Relatively new plant introductions such as tropical Vireya rhododendrons have an amazing capacity for adjusting to environmental extremes. In wet areas, they can grow as epiphytes. Under drier conditions, they will grow as terrestrials. To learn more about this amazing family, connect with the Hawaii Chapter of the American Rhododendron Society. For details, call Sherla Bertelmann at 966-9225.

Proper fertilization will help accomplish healthy roots. Also, poor soils should be improved with the necessary amendments to help the plants develop good root systems. Addition of well rotted organic matter or compost often helps increase moisture and nutrient-holding capacity. In many Hawaiian soils, available phosphorus is lacking. This is essential to root growth, so addition of this element is particularly important.

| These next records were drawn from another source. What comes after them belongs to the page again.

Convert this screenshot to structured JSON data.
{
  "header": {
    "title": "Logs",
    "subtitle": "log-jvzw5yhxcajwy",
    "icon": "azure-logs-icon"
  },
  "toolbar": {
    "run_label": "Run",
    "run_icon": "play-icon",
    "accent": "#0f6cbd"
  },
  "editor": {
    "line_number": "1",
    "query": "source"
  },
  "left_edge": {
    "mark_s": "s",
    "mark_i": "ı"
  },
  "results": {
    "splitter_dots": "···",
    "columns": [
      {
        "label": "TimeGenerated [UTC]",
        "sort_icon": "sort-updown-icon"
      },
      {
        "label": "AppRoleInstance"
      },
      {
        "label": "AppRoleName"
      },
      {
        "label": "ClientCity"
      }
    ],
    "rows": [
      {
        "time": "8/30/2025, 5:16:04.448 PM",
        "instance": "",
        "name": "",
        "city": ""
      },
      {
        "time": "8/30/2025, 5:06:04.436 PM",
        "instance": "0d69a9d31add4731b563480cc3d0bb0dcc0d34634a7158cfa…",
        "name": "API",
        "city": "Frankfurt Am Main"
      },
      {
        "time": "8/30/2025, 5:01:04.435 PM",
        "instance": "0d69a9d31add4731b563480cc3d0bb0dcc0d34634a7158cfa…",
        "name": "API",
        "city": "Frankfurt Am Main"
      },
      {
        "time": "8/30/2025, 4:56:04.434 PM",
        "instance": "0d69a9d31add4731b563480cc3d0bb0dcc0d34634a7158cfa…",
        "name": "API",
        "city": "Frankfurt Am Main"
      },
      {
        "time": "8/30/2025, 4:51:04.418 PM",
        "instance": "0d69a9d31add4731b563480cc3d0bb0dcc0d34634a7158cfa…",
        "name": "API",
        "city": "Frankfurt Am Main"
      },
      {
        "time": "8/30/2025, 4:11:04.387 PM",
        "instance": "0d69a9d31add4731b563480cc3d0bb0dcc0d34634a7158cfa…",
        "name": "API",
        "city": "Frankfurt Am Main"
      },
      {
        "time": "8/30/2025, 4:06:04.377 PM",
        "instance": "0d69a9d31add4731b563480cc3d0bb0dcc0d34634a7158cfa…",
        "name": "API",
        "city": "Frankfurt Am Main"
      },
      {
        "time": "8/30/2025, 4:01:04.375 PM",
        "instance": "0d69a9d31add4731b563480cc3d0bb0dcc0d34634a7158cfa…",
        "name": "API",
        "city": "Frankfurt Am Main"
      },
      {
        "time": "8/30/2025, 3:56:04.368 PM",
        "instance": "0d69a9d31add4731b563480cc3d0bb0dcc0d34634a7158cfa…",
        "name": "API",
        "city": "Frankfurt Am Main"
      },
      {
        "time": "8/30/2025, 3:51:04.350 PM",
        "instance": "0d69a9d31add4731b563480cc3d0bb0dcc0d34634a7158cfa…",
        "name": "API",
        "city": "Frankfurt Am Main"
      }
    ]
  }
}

The use of mulches also will help conserve soil moisture.

Proper planning and maintenance of your garden will help in the short term, but we must do something about the overall future of the islands as well.

A series of past dry years and increased pressure on water supplies have made us aware that water is an exhaustible resource. Limits on our water resource mean we can sustain only a certain level of population. Too many people can seriously threaten our water supply. This includes keeping our parks, gardens and perhaps even houseplants alive if the shortage became critical. Limited water could mean a definite reduction in the quality of life in Hawaii.

Will the time come when we are islands teaming with too many people? Will we be so limited for water that we no longer can have gardens or parks or landscaped highways?

Reforestation and greening of our urban areas and lava lands will help, but the trend toward global warming and continued extremes of drought and flood require creative planning, planting and maintenance. For our mental, spiritual and physical health, we can focus on our own gardens and at the same time work with our local politicians and planners to keep Hawaii the green and peaceful Paradise it is meant to be.

This information is supplied by the University of Hawaii College of Tropical Agriculture and Human Resources. For more information about gardening and landscaping, contact one of our Master Gardeners at 981-5199 in Hilo or 322-4892 in Kona.

Article source: http://hawaiitribune-herald.com/news/community/tropical-gardening-using-gardens-create-peace-earth-through-peace-mind